What is being asked => Filter the entries, keeping every line with the word "Daily".

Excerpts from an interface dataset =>
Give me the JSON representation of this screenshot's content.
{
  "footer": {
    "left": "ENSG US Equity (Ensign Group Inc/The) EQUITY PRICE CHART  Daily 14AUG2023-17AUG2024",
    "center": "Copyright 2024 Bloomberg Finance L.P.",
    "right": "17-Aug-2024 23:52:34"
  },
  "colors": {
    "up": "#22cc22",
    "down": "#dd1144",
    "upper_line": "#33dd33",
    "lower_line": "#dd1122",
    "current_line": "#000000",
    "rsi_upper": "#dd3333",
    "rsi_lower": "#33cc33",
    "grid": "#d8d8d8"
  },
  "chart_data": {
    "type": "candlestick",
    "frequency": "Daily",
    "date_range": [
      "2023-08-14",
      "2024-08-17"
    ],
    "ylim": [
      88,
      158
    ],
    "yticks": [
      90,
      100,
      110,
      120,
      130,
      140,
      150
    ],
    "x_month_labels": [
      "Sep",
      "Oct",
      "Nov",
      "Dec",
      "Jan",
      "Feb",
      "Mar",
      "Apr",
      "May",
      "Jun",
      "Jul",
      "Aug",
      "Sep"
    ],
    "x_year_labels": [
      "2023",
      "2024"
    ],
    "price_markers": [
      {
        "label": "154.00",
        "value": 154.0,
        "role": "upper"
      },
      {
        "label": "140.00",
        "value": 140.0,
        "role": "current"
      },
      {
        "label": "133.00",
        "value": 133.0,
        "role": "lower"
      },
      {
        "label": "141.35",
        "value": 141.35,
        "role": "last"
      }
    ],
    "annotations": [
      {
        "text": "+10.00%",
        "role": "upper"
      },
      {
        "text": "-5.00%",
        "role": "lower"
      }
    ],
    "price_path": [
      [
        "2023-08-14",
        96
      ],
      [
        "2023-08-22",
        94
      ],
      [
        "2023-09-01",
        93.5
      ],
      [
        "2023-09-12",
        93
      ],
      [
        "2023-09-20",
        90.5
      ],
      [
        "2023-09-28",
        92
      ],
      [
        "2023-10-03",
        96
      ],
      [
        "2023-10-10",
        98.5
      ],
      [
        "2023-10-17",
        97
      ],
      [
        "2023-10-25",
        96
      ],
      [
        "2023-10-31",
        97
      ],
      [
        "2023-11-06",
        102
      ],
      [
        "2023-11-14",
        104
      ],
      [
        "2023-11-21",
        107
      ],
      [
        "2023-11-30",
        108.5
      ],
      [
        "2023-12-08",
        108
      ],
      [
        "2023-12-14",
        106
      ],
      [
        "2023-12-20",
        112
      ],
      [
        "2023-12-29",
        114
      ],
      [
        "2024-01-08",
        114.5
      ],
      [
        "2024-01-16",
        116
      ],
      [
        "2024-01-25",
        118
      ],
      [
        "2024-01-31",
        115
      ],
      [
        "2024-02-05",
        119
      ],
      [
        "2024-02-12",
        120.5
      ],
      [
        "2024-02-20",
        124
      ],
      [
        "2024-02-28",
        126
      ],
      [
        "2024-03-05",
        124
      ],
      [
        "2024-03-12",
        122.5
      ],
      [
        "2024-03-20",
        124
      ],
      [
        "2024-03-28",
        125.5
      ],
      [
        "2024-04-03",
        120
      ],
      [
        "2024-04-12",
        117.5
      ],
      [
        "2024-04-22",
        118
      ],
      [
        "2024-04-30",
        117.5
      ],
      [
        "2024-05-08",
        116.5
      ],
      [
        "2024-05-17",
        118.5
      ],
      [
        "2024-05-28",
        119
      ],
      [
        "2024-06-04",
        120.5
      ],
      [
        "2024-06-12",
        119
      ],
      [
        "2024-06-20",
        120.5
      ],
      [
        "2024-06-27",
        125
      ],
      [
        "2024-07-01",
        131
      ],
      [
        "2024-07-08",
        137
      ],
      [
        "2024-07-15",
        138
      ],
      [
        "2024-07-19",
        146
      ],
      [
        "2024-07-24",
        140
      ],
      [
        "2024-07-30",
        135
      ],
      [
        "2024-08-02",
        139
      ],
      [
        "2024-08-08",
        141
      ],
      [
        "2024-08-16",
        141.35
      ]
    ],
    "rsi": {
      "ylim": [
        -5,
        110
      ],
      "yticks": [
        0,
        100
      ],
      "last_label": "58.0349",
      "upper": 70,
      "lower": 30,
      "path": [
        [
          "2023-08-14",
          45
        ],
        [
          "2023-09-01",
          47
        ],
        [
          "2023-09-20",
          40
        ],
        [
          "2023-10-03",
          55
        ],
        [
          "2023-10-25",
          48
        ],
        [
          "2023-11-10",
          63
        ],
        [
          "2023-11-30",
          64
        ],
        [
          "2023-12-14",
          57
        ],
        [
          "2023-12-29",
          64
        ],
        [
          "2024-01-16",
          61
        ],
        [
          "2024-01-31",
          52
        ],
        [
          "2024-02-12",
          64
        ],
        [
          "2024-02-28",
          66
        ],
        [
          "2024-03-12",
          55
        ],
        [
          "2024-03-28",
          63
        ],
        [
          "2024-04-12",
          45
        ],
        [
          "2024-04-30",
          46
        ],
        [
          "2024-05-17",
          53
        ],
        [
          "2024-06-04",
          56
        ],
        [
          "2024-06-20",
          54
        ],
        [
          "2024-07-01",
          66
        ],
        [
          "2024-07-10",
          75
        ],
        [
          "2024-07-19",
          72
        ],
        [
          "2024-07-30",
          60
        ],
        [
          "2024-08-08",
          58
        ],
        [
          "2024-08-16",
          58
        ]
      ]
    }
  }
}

Expected answer =>
    "left": "ENSG US Equity (Ensign Group Inc/The) EQUITY PRICE CHART  Daily 14AUG2023-17AUG2024",
    "frequency": "Daily",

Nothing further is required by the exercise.